▼
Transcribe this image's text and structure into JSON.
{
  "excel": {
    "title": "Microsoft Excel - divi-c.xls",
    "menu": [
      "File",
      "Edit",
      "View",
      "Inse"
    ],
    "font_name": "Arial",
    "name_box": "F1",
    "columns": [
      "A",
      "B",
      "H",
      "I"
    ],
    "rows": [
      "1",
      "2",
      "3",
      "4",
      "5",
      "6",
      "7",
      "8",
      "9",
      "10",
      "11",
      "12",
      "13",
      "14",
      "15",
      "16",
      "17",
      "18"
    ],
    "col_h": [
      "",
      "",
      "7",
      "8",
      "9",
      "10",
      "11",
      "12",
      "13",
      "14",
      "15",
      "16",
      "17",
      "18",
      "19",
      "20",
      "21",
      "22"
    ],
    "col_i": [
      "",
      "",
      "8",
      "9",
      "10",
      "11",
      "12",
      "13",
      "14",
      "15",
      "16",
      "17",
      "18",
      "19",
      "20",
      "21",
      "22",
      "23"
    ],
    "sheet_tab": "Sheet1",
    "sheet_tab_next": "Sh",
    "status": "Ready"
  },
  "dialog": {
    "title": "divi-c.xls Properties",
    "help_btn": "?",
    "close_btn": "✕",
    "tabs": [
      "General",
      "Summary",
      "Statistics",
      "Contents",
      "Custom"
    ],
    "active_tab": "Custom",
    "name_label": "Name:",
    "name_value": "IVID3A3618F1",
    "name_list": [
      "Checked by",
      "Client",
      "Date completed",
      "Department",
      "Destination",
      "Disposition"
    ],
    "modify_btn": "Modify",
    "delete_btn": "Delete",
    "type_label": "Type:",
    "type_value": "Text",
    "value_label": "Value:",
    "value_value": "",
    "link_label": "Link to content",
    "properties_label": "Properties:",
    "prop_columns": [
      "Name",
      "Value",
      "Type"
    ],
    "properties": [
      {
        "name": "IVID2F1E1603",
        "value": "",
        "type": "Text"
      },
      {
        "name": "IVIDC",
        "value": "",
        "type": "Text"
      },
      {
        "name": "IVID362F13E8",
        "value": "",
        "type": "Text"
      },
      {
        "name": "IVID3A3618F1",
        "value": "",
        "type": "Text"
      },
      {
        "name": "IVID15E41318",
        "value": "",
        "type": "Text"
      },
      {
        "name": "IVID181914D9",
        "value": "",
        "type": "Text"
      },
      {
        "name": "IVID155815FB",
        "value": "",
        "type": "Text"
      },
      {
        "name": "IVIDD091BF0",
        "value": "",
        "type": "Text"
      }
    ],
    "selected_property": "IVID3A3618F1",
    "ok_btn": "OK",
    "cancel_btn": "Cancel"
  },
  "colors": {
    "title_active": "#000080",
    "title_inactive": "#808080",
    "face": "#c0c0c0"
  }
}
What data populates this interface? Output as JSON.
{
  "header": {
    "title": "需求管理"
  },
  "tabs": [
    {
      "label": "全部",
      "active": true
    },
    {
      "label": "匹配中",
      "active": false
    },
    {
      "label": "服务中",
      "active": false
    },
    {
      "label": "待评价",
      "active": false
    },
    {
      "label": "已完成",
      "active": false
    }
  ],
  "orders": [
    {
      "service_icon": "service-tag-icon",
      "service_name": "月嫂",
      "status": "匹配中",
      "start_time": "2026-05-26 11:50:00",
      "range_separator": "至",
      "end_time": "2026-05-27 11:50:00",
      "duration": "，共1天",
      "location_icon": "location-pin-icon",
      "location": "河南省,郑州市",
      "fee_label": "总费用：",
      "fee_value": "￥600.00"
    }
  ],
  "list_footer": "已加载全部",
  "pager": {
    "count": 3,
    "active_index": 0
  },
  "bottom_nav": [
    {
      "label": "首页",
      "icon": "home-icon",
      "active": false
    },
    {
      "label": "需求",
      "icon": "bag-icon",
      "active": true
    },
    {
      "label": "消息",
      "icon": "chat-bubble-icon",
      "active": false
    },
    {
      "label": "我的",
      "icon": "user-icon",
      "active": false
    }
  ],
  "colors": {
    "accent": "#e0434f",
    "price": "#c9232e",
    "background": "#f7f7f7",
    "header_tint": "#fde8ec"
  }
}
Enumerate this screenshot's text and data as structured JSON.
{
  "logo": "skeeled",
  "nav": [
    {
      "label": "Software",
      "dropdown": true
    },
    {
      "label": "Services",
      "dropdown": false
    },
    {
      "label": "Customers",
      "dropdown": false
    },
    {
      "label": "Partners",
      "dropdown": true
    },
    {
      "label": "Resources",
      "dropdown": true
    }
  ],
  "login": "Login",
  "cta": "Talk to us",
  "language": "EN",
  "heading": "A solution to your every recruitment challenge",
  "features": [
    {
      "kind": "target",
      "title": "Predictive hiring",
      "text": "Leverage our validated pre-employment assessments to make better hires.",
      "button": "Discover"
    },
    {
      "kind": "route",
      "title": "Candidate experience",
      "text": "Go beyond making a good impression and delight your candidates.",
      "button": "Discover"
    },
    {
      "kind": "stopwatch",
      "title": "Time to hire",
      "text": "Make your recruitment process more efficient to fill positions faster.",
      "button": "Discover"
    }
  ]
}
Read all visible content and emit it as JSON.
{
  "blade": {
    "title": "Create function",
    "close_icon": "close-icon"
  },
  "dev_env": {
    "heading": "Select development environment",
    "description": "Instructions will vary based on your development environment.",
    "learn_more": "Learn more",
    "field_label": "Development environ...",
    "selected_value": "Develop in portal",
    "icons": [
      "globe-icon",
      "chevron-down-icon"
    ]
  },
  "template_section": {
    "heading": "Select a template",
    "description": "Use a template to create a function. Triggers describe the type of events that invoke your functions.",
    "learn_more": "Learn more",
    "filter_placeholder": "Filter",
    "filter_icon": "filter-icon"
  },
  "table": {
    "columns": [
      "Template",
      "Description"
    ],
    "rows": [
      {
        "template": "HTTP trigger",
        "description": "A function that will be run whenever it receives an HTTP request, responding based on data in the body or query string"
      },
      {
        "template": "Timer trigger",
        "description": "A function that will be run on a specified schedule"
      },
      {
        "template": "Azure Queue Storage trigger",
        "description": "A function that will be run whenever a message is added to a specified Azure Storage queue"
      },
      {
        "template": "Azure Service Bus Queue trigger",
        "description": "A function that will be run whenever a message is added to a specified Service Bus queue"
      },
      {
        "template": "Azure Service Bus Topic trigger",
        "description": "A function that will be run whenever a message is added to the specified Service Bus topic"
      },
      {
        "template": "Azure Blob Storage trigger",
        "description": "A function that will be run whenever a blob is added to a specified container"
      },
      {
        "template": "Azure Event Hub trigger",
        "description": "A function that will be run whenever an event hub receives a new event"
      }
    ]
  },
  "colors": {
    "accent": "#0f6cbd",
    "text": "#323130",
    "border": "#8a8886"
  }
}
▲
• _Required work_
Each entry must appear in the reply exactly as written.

• _Answer to the exercise_
Transcribe this image's text and structure into JSON.
{
  "excel": {
    "title": "Microsoft Excel - divi-c.xls",
    "menu": [
      "File",
      "Edit",
      "View",
      "Inse"
    ],
    "font_name": "Arial",
    "name_box": "F1",
    "columns": [
      "A",
      "B",
      "H",
      "I"
    ],
    "rows": [
      "1",
      "2",
      "3",
      "4",
      "5",
      "6",
      "7",
      "8",
      "9",
      "10",
      "11",
      "12",
      "13",
      "14",
      "15",
      "16",
      "17",
      "18"
    ],
    "col_h": [
      "",
      "",
      "7",
      "8",
      "9",
      "10",
      "11",
      "12",
      "13",
      "14",
      "15",
      "16",
      "17",
      "18",
      "19",
      "20",
      "21",
      "22"
    ],
    "col_i": [
      "",
      "",
      "8",
      "9",
      "10",
      "11",
      "12",
      "13",
      "14",
      "15",
      "16",
      "17",
      "18",
      "19",
      "20",
      "21",
      "22",
      "23"
    ],
    "sheet_tab": "Sheet1",
    "sheet_tab_next": "Sh",
    "status": "Ready"
  },
  "dialog": {
    "title": "divi-c.xls Properties",
    "help_btn": "?",
    "close_btn": "✕",
    "tabs": [
      "General",
      "Summary",
      "Statistics",
      "Contents",
      "Custom"
    ],
    "active_tab": "Custom",
    "name_label": "Name:",
    "name_value": "IVID3A3618F1",
    "name_list": [
      "Checked by",
      "Client",
      "Date completed",
      "Department",
      "Destination",
      "Disposition"
    ],
    "modify_btn": "Modify",
    "delete_btn": "Delete",
    "type_label": "Type:",
    "type_value": "Text",
    "value_label": "Value:",
    "value_value": "",
    "link_label": "Link to content",
    "properties_label": "Properties:",
    "prop_columns": [
      "Name",
      "Value",
      "Type"
    ],
    "properties": [
      {
        "name": "IVID2F1E1603",
        "value": "",
        "type": "Text"
      },
      {
        "name": "IVIDC",
        "value": "",
        "type": "Text"
      },
      {
        "name": "IVID362F13E8",
        "value": "",
        "type": "Text"
      },
      {
        "name": "IVID3A3618F1",
        "value": "",
        "type": "Text"
      },
      {
        "name": "IVID15E41318",
        "value": "",
        "type": "Text"
      },
      {
        "name": "IVID181914D9",
        "value": "",
        "type": "Text"
      },
      {
        "name": "IVID155815FB",
        "value": "",
        "type": "Text"
      },
      {
        "name": "IVIDD091BF0",
        "value": "",
        "type": "Text"
      }
    ],
    "selected_property": "IVID3A3618F1",
    "ok_btn": "OK",
    "cancel_btn": "Cancel"
  },
  "colors": {
    "title_active": "#000080",
    "title_inactive": "#808080",
    "face": "#c0c0c0"
  }
}
What data populates this interface? Output as JSON.
{
  "header": {
    "title": "需求管理"
  },
  "tabs": [
    {
      "label": "全部",
      "active": true
    },
    {
      "label": "匹配中",
      "active": false
    },
    {
      "label": "服务中",
      "active": false
    },
    {
      "label": "待评价",
      "active": false
    },
    {
      "label": "已完成",
      "active": false
    }
  ],
  "orders": [
    {
      "service_icon": "service-tag-icon",
      "service_name": "月嫂",
      "status": "匹配中",
      "start_time": "2026-05-26 11:50:00",
      "range_separator": "至",
      "end_time": "2026-05-27 11:50:00",
      "duration": "，共1天",
      "location_icon": "location-pin-icon",
      "location": "河南省,郑州市",
      "fee_label": "总费用：",
      "fee_value": "￥600.00"
    }
  ],
  "list_footer": "已加载全部",
  "pager": {
    "count": 3,
    "active_index": 0
  },
  "bottom_nav": [
    {
      "label": "首页",
      "icon": "home-icon",
      "active": false
    },
    {
      "label": "需求",
      "icon": "bag-icon",
      "active": true
    },
    {
      "label": "消息",
      "icon": "chat-bubble-icon",
      "active": false
    },
    {
      "label": "我的",
      "icon": "user-icon",
      "active": false
    }
  ],
  "colors": {
    "accent": "#e0434f",
    "price": "#c9232e",
    "background": "#f7f7f7",
    "header_tint": "#fde8ec"
  }
}
Enumerate this screenshot's text and data as structured JSON.
{
  "logo": "skeeled",
  "nav": [
    {
      "label": "Software",
      "dropdown": true
    },
    {
      "label": "Services",
      "dropdown": false
    },
    {
      "label": "Customers",
      "dropdown": false
    },
    {
      "label": "Partners",
      "dropdown": true
    },
    {
      "label": "Resources",
      "dropdown": true
    }
  ],
  "login": "Login",
  "cta": "Talk to us",
  "language": "EN",
  "heading": "A solution to your every recruitment challenge",
  "features": [
    {
      "kind": "target",
      "title": "Predictive hiring",
      "text": "Leverage our validated pre-employment assessments to make better hires.",
      "button": "Discover"
    },
    {
      "kind": "route",
      "title": "Candidate experience",
      "text": "Go beyond making a good impression and delight your candidates.",
      "button": "Discover"
    },
    {
      "kind": "stopwatch",
      "title": "Time to hire",
      "text": "Make your recruitment process more efficient to fill positions faster.",
      "button": "Discover"
    }
  ]
}
Read all visible content and emit it as JSON.
{
  "blade": {
    "title": "Create function",
    "close_icon": "close-icon"
  },
  "dev_env": {
    "heading": "Select development environment",
    "description": "Instructions will vary based on your development environment.",
    "learn_more": "Learn more",
    "field_label": "Development environ...",
    "selected_value": "Develop in portal",
    "icons": [
      "globe-icon",
      "chevron-down-icon"
    ]
  },
  "template_section": {
    "heading": "Select a template",
    "description": "Use a template to create a function. Triggers describe the type of events that invoke your functions.",
    "learn_more": "Learn more",
    "filter_placeholder": "Filter",
    "filter_icon": "filter-icon"
  },
  "table": {
    "columns": [
      "Template",
      "Description"
    ],
    "rows": [
      {
        "template": "HTTP trigger",
        "description": "A function that will be run whenever it receives an HTTP request, responding based on data in the body or query string"
      },
      {
        "template": "Timer trigger",
        "description": "A function that will be run on a specified schedule"
      },
      {
        "template": "Azure Queue Storage trigger",
        "description": "A function that will be run whenever a message is added to a specified Azure Storage queue"
      },
      {
        "template": "Azure Service Bus Queue trigger",
        "description": "A function that will be run whenever a message is added to a specified Service Bus queue"
      },
      {
        "template": "Azure Service Bus Topic trigger",
        "description": "A function that will be run whenever a message is added to the specified Service Bus topic"
      },
      {
        "template": "Azure Blob Storage trigger",
        "description": "A function that will be run whenever a blob is added to a specified container"
      },
      {
        "template": "Azure Event Hub trigger",
        "description": "A function that will be run whenever an event hub receives a new event"
      }
    ]
  },
  "colors": {
    "accent": "#0f6cbd",
    "text": "#323130",
    "border": "#8a8886"
  }
}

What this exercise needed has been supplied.